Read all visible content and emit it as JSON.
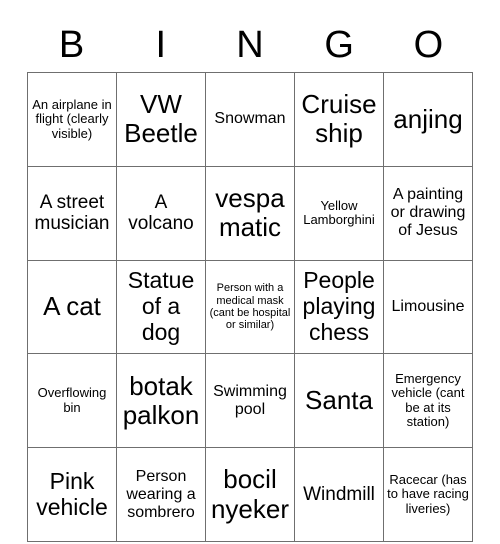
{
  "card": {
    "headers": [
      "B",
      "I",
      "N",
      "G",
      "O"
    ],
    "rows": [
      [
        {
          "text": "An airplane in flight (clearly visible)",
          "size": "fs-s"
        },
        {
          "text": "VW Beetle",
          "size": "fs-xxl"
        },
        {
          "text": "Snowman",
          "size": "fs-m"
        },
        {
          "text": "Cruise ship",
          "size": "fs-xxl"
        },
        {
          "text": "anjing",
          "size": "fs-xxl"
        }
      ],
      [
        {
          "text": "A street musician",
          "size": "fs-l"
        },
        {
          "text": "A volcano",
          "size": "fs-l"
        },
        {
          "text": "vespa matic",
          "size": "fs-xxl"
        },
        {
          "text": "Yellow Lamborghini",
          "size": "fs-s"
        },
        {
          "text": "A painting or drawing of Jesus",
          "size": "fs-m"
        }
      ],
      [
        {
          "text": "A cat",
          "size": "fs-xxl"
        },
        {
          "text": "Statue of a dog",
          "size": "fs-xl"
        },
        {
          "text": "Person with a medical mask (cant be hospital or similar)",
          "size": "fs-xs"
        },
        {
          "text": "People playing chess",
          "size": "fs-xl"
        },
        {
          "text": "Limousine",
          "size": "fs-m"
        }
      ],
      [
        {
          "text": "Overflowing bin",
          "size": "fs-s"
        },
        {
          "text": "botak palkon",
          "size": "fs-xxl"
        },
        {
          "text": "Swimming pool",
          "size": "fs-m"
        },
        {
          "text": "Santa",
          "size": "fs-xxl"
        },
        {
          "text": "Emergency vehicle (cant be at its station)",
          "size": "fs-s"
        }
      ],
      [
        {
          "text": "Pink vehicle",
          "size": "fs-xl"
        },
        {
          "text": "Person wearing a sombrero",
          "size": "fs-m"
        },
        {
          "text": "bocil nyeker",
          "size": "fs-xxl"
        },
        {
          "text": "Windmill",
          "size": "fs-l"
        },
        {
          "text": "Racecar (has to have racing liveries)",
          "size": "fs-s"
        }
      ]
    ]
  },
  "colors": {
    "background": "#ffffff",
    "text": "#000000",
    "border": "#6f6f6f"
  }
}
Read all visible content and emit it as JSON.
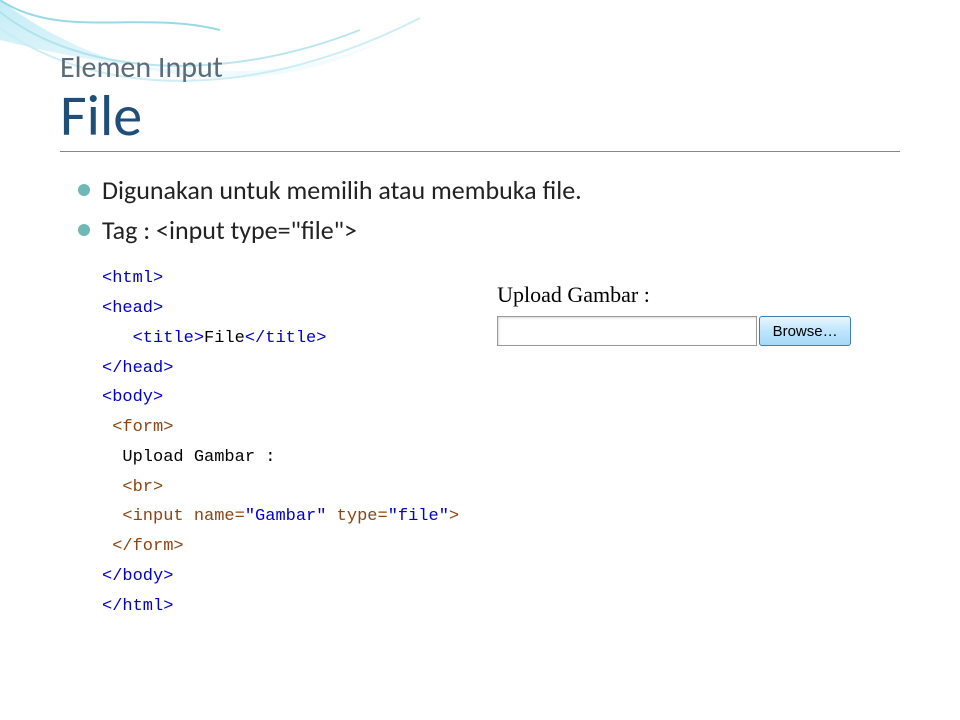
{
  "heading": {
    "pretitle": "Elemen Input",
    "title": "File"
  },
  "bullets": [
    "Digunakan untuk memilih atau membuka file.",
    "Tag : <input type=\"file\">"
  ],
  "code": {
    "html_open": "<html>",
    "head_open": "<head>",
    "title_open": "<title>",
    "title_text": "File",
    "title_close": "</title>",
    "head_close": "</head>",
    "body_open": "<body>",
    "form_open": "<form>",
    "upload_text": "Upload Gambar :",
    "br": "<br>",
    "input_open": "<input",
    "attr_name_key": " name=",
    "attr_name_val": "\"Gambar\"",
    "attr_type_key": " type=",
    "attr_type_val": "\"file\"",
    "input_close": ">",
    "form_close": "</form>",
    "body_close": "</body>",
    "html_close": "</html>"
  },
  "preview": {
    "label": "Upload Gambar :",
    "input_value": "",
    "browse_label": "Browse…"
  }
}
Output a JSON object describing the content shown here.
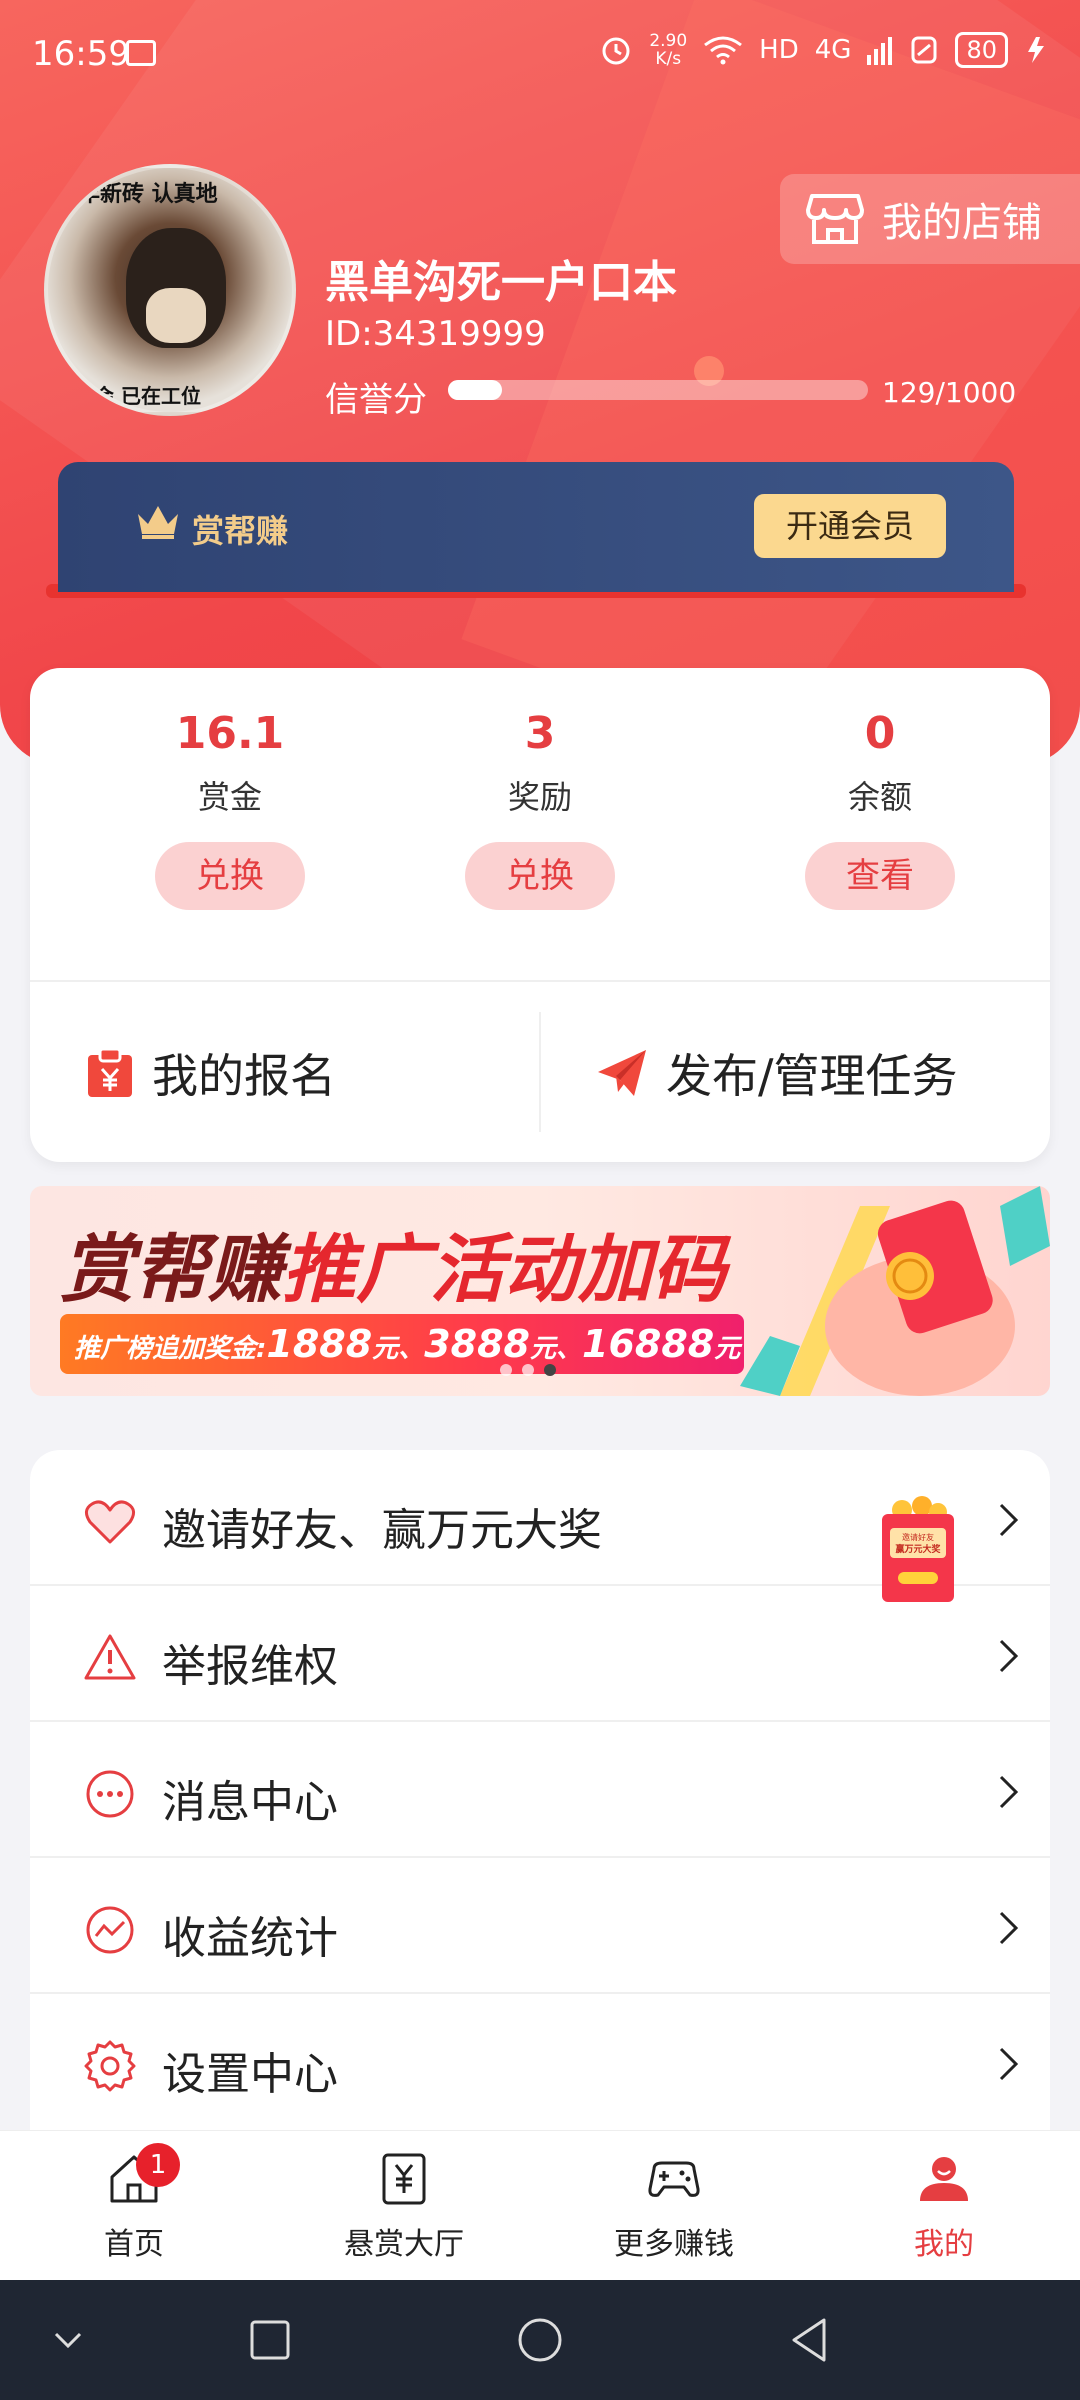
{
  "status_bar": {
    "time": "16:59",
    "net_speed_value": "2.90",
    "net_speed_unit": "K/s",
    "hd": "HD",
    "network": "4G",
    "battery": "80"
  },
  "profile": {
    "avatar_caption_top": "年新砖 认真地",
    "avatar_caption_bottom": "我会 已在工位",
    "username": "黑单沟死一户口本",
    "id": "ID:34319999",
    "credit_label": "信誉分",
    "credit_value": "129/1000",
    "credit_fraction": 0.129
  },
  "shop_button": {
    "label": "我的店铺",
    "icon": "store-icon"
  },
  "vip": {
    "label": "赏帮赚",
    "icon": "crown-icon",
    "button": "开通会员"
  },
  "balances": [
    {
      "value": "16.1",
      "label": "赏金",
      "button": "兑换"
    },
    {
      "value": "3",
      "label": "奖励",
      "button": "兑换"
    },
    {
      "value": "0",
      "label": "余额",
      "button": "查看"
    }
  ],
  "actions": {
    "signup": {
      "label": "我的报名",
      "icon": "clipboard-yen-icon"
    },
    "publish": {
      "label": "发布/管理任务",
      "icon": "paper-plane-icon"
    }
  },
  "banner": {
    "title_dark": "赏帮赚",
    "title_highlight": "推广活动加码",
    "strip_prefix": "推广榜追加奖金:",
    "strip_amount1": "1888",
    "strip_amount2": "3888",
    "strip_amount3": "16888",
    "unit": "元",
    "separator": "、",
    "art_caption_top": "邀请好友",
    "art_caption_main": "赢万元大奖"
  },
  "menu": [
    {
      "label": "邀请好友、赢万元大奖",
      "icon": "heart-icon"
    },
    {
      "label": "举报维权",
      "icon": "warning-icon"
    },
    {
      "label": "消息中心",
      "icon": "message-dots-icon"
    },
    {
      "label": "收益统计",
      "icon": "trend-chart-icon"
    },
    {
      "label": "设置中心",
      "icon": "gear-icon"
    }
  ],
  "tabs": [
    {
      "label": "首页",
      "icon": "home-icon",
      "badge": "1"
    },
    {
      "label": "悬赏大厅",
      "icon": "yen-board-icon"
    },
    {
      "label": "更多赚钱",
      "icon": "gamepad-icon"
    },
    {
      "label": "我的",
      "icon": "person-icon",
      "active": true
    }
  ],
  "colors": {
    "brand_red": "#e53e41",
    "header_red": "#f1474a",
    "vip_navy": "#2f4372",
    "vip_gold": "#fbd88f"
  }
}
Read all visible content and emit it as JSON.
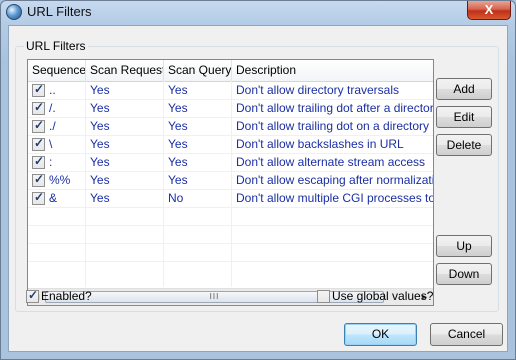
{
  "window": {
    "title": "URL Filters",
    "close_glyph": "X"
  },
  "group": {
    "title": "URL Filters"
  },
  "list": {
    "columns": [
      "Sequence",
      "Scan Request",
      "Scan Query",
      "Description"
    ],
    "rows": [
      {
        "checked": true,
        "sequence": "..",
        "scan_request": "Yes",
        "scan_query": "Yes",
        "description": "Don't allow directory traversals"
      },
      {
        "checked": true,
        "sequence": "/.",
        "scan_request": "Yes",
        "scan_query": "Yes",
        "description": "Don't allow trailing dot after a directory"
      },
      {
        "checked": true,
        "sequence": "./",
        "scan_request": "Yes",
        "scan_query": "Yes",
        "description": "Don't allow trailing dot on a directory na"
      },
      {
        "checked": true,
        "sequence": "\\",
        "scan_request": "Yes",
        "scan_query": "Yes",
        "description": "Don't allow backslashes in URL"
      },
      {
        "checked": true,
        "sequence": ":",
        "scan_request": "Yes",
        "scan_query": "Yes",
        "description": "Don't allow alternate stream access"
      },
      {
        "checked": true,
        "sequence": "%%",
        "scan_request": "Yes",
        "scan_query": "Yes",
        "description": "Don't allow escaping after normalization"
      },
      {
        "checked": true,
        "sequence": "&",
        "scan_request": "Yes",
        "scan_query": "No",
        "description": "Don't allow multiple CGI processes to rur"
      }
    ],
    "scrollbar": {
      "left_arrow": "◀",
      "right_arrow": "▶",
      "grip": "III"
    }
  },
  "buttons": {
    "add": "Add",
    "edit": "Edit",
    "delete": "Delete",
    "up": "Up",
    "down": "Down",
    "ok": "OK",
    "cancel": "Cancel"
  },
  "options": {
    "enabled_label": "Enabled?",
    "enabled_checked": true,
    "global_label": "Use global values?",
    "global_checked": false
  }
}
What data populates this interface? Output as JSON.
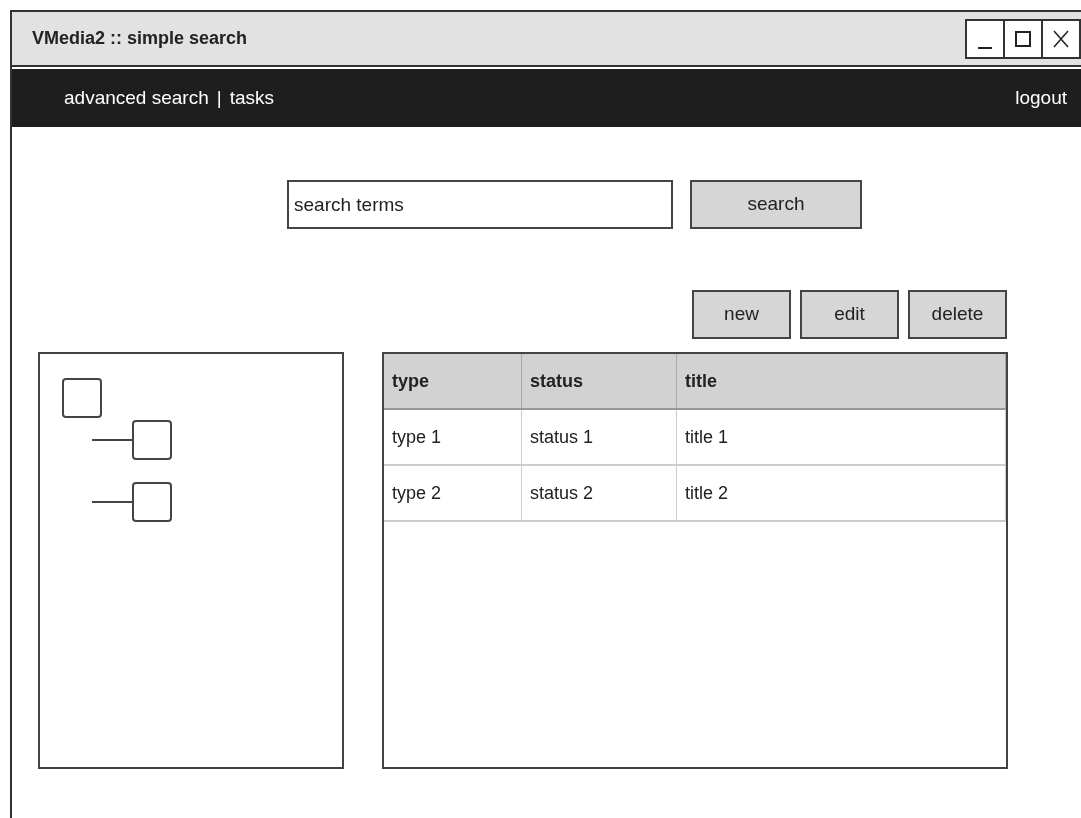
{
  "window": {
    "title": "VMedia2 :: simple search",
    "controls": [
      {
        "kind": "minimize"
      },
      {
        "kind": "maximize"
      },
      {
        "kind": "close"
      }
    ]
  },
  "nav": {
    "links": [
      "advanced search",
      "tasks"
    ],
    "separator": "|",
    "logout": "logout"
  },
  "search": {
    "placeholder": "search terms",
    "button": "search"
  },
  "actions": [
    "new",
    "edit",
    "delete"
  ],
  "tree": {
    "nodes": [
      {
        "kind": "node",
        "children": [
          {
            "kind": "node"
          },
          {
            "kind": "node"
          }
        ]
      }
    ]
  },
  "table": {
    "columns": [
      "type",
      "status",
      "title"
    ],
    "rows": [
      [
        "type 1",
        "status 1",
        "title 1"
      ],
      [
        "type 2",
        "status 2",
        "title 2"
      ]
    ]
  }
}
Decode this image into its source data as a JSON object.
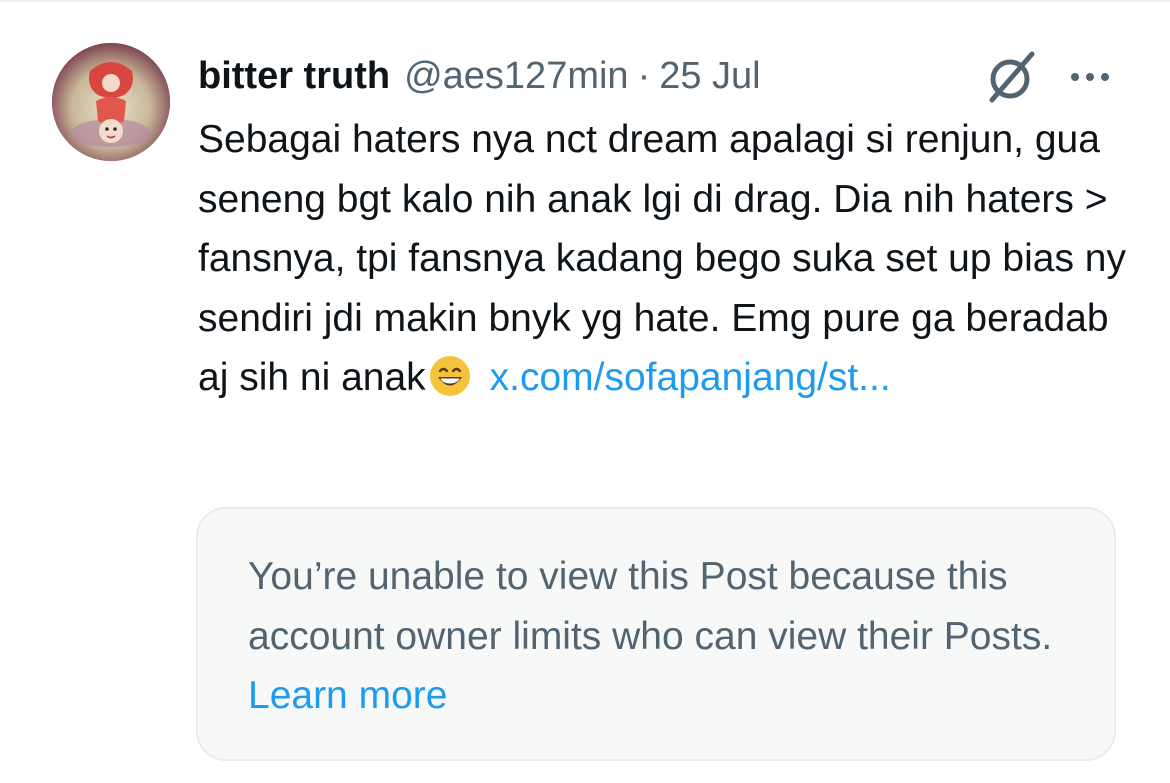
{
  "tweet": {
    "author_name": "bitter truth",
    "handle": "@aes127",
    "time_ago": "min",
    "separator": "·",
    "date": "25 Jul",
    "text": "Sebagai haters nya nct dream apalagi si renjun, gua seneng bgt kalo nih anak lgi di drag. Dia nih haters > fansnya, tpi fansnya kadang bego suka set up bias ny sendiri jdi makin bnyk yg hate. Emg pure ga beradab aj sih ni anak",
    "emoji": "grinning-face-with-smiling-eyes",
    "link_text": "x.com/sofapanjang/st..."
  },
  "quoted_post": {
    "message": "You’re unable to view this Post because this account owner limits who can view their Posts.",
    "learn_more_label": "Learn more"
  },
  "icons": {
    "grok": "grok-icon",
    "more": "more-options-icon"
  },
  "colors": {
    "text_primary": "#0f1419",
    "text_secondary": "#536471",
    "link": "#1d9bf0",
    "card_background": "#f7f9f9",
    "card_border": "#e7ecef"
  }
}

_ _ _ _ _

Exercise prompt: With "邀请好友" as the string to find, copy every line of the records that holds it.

Solution:
    "art_caption_top": "邀请好友",
      "label": "邀请好友、赢万元大奖",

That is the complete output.